The Nagas

Hill Peoples of Northeast India

Project Introduction The Naga Database

typescript 'Journey to Nagaland', by Mildred Archer. An account of six months spent in the Naga Hills in 1947

caption: visit to Kotsenyu
caption: trip to Kohima
caption: village fortifications
medium: diaries
person: Resillo
ethnicgroup: Rengma
location: Kotsenyu
person: Archer/ Mildred
date: 9.7.1947-4.12.1947
text: We spent yesterday afternoon in Kotsenyu - a typical Rengma village. All around it were fortifications, a outer and an inner stone wall rather like the bailey walls of a Norman castle, with the jungle cleared between. The walls are about six feet high and eight feet broad. They date from head-hunting days, for the Rengmas were often attacked by the Angamis, the most warlike and independent of the tribes, who are their neighbours to the south. But the walls had been newly repaired, gaps filled in with stone and a fresh layer of turf laid over the top. Bill, with his tongue in his cheek, asked the villagers why they had done this and they all looked at each other and grinned. Then one said,'To keep out the cows.' There was a silence and Bill asked, 'Angami cows?' There was a general nodding of heads. It is clear that the Rengmas are wondering whether the political changes will lead to disturbances and perhaps to the renewal of village feuds.

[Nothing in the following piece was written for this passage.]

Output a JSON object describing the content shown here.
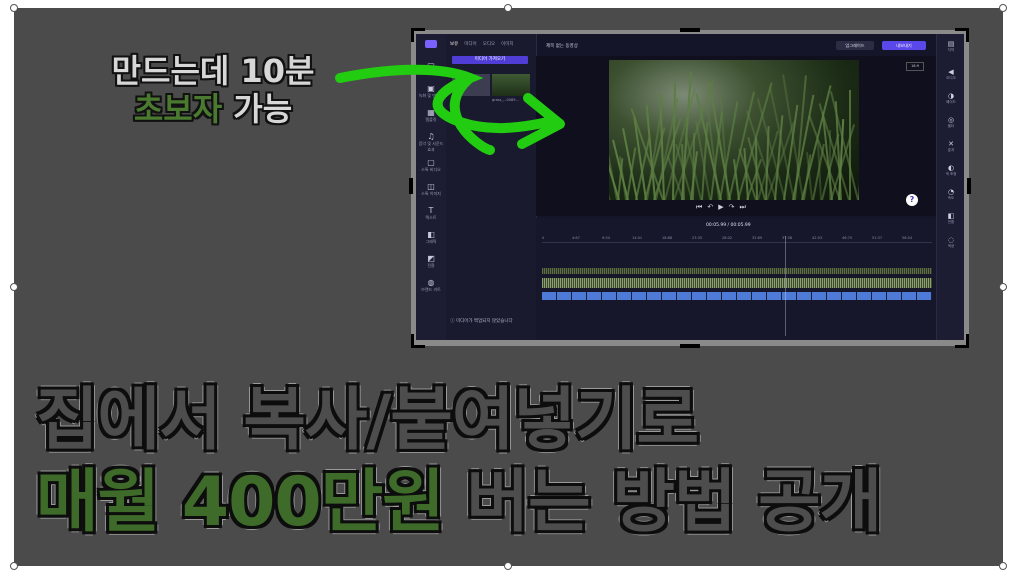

Resillo, the Rengma interpreter went on, 'Under our British we have had sixty years of peace, but we do not know what will happen now.'